(c) (Code Ann. 33-107).
"The scheme of the act is that the verdict should find the value of the land at the time of the trial, and the plaintiff should have the right to have the land, subject to payment to the defendant of the excess of the value of the improvements over the mesne profits, and in the event the plaintiff refuses to take the land upon these terms, then the defendant should have the right to take the land and pay the plaintiff the value of the land and the mesne profits . . . [T]he verdict must contain a finding with reference to all three [i.e., the value of the land, the improvements, and the mesne profits]." Bridges v. Henry, 210 Ga. 415
, 418 (80 SE2d 173
). See also Ross v. Lowery, 249 Ga. 307 (4) (290 SE2d 61)
; Burkhalter v. Nail, 171 Ga. 567 (4) (156 SE 214)
. Although there was evidence at trial of the present value of the house and of the purchase price of the land and of arboreal improvements thereto, there was no evidence of the present value of the improvements taken as a whole, and no evidence of the present value of the land. Furthermore, the verdict, as framed, never gave appellant the right to choose his remedy, as is statutorily required. OCGA 44-11-9
(b) (Code Ann. 33-107). Therefore, the case must be remanded for a hearing concerning the value of the land and the value of the improvements thereon as of the time of trial, and the issuance of a proper verdict and judgment. We note that the record contains a stipulation in which the parties agree to be bound by the land value established by an independent appraiser appointed by the trial court.
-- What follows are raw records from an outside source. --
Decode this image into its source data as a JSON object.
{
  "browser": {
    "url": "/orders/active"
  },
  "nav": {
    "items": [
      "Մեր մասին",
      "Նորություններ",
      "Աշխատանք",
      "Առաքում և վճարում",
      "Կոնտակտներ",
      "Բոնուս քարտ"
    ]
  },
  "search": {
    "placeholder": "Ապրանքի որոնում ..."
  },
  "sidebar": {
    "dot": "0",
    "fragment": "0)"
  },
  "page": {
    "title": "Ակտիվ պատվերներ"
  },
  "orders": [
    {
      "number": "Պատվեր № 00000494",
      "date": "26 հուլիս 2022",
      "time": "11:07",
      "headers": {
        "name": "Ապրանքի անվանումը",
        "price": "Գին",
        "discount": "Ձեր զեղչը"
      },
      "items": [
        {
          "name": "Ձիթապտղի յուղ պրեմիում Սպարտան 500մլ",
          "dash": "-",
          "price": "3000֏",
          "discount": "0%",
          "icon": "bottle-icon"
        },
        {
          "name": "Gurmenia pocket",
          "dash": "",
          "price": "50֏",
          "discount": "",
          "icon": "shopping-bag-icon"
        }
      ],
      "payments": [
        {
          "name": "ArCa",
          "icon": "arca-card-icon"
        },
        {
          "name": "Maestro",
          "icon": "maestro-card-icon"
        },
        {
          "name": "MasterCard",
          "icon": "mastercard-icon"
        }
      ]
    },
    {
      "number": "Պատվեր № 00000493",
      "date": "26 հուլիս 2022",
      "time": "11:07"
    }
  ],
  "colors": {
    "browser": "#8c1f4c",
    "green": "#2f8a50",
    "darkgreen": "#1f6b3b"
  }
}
This would appear to be a sound method to resolve this area of dispute; however, evidence must be taken to determine the present value of the improvements placed on the land by appellee and/or his assigns.
3. Contrary to appellee's assertion, our review of the record compels the conclusion that appellant neither waived his right to a proper verdict under OCGA 44-11-9
(Code Ann. 33-107) nor induced the trial court to enter the complained of verdict.
G. Michael Hartley, Edwin F. Hunt, for appellee.